What you should do - Pick every line from the data below that contains the string "press" and copy it.

(Data for this exercise)

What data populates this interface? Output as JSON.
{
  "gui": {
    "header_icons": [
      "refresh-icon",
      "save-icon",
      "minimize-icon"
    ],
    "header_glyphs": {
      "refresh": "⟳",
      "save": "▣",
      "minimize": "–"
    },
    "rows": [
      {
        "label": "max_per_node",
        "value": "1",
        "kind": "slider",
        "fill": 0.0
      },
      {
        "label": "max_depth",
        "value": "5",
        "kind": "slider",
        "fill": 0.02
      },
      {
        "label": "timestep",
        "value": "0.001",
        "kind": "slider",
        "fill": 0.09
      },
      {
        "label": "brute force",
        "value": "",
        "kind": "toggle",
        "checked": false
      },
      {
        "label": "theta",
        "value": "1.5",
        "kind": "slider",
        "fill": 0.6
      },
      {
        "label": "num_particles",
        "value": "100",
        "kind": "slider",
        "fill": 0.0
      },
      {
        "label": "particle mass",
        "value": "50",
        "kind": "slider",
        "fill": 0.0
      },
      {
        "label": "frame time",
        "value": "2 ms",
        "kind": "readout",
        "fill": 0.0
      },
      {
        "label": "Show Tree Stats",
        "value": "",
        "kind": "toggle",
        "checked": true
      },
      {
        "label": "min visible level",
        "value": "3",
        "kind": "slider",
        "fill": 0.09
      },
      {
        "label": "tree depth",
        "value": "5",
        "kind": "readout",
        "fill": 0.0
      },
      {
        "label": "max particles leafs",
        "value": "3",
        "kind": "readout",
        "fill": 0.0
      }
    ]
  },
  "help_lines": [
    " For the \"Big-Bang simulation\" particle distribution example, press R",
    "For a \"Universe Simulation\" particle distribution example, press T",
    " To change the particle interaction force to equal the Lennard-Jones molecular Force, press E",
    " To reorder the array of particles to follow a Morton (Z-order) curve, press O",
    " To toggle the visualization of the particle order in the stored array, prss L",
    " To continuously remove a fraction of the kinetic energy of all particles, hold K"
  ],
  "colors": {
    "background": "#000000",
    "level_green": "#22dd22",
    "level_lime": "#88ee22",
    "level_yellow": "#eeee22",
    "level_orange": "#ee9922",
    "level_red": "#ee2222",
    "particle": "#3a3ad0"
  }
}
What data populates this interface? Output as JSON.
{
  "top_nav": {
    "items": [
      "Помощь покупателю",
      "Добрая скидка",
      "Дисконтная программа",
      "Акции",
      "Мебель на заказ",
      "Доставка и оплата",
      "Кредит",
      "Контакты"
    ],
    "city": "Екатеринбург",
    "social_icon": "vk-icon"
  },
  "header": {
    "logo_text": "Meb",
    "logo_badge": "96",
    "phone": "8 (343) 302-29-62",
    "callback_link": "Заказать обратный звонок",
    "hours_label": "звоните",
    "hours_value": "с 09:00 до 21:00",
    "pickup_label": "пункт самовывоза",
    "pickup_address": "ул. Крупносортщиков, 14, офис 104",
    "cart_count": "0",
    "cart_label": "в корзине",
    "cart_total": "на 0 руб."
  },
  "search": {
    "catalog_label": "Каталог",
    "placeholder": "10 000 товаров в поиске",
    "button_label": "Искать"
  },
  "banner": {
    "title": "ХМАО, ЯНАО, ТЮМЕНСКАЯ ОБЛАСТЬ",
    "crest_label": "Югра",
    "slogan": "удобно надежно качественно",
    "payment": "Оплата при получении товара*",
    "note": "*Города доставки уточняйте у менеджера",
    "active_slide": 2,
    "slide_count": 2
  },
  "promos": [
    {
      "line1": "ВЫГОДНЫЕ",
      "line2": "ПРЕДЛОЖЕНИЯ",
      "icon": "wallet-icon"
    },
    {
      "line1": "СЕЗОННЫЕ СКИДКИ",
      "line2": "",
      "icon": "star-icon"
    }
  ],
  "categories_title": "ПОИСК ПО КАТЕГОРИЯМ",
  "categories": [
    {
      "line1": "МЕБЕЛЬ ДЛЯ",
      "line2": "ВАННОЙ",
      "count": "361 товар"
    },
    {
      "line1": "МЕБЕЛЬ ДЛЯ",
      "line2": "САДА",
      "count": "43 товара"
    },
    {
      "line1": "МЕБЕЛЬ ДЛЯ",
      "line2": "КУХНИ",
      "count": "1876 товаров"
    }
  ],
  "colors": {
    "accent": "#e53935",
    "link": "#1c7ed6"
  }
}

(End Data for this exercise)

Exercise response -
    " For the \"Big-Bang simulation\" particle distribution example, press R",
    "For a \"Universe Simulation\" particle distribution example, press T",
    " To change the particle interaction force to equal the Lennard-Jones molecular Force, press E",
    " To reorder the array of particles to follow a Morton (Z-order) curve, press O",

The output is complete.